NFL Draft 2013: Senior Bowl Players with Most to Gain from Weigh-In Results

Justin OnslowContributor IIJanuary 22, 2013

CINCINNATI - OCTOBER 30:  Ryan Nassib #12 of the Syracuse Orange gives instructions to his team during the Big East Conference game against the Cincinnati Bearcats at Nippert Stadium on October 30, 2010 in Cincinnati, Ohio.  (Photo by Andy Lyons/Getty Images)
Andy Lyons/Getty Images

The Senior Bowl weigh-in process is often likened to a “meat market,” and although the display is somewhat unsavory for players, it serves a valuable purpose.

The weigh-in is the first opportunity for NFL personnel to see Senior Bowl attendees without pads or casual attire. The process serves to give scouts and other personnel a feel for each prospect’s physical attributes, and it also answers many questions that may have arisen about particular prospects.

It’s not uncommon for schools to list their players at somewhat embellished figures.
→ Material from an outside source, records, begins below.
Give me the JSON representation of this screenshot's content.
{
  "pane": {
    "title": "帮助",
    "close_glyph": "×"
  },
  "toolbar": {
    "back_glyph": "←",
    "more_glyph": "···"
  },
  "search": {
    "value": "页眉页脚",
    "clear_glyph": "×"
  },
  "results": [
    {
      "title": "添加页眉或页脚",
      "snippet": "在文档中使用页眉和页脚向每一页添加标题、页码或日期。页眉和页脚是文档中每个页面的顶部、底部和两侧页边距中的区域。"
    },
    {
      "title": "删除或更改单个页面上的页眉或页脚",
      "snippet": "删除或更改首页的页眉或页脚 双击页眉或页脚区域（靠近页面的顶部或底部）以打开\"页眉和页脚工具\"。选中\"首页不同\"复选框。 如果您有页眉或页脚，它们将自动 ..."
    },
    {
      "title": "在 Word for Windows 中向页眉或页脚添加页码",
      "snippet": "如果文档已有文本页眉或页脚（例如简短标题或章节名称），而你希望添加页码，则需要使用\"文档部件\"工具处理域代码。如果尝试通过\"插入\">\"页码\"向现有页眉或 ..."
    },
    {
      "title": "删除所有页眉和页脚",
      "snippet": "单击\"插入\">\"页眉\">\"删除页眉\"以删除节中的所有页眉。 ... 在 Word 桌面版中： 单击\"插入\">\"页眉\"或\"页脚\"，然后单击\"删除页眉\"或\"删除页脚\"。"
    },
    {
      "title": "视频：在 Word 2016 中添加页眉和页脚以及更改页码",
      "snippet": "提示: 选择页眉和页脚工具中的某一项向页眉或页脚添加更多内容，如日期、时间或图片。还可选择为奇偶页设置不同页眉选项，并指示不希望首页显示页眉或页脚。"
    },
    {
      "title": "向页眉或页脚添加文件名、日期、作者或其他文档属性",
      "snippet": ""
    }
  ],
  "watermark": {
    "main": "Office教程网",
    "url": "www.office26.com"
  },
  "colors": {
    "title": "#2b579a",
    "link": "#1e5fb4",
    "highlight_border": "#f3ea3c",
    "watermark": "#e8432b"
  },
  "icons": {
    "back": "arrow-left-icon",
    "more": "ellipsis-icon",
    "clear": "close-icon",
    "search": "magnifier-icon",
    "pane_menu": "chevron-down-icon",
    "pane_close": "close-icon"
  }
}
A player may be listed at 6’2” on his school’s website, but that doesn’t mean he is actually 6’2”. The weigh-in measurement process helps dispel some of those inaccuracies, and at times can bolster a player’s draft stock before the first practice even begins.

We’ll take a look at the top Senior Bowl prospects with the most to gain from their positive weigh-in results.


*Weigh-in results provided by Senior Bowl Public Relations Director Rob Lehocky in official email release.


Ryan Nassib: QB, Syracuse

Height is one of the most scrutinized measurements for the quarterback position. It is often the case that quarterbacks measure well short of their listed measurements, and their draft stock immediately comes in question.

Nassib was one such prospect this year. He is listed at 6’3” in his official bio on Syracuse’s athletics website.

While Nassib isn’t 6’3”, he did measure in at 6’2”—an acceptable height for a quarterback garnering attention for first-round consideration in April.

Nassib could be one of the top quarterbacks selected in the draft, and the first step to the process was proving to scouts he has the height and bulk to hold up in an NFL environment. He did that at the weigh-in and now must focus on impressing those scouts on the field during practices this week.


Margus Hunt: DE, SMU

Hunt may have provided the most exciting measurable at the Senior Bowl weigh-in. He measured in at a shade over 6’8” and 277 pounds—just three pounds short of his listed weight in his official bio with SMU.

Along with impressive height and weight for a defensive end prospect, Hunt displayed a wingspan of over 82 inches. His arms measured 33 3/8”.

Hunt is one of the most intriguing defensive line prospects in this year’s draft class. His bulk and length make Hunt a candidate for many defensive schemes, and with a little room to bulk up, he may be an ideal 3-4 defensive end candidate at the next level.

Bleacher Report’s own Matt Miller has already heard comparisons between Hunt and another high-profile defensive end while in Mobile, AL:

And I just heard the first Margus Hunt/J. J. Watt comparison. Love it.

— Matt Miller (@nfldraftscout) January 21, 2013

There are often several candidates whose weigh-in results spark immediate buzz. Hunt’s weigh-in results are impressive, though he’ll have to prove his worth on the field this week. Still, expect Hunt to make a move up the draft boards in the pre-draft process.


D.J. Fluker: OT, Alabama

Fluker is a monster offensive lineman with tons of NFL potential, and despite weighing in 20 pounds heavier than his listed weight in his bio from Alabama athletics, Fluker looked great.

Josh Norris of Rotoworld feels Fluker’s weigh-in results were overwhelmingly positive:

Not at all. Likely the opposite. Looked great RT @chrisroth98: Did Fluker coming in at 355 hurt him at all?

— Josh Norris (@JoshNorris) January 21, 2013

Fluker came in a little more than an inch shorter than his previously listed height (6’6”), but he has a massive wingspan (87”) and 36 3/8” inch arms—both extremely impressive measurements for an offensive lineman.

With Fluker’s size, he likely won’t get much consideration to play on the left side of the line in the NFL, but with a good showing this week, Fluker may propel himself up the boards as the premier right tackle candidate in this year’s draft class.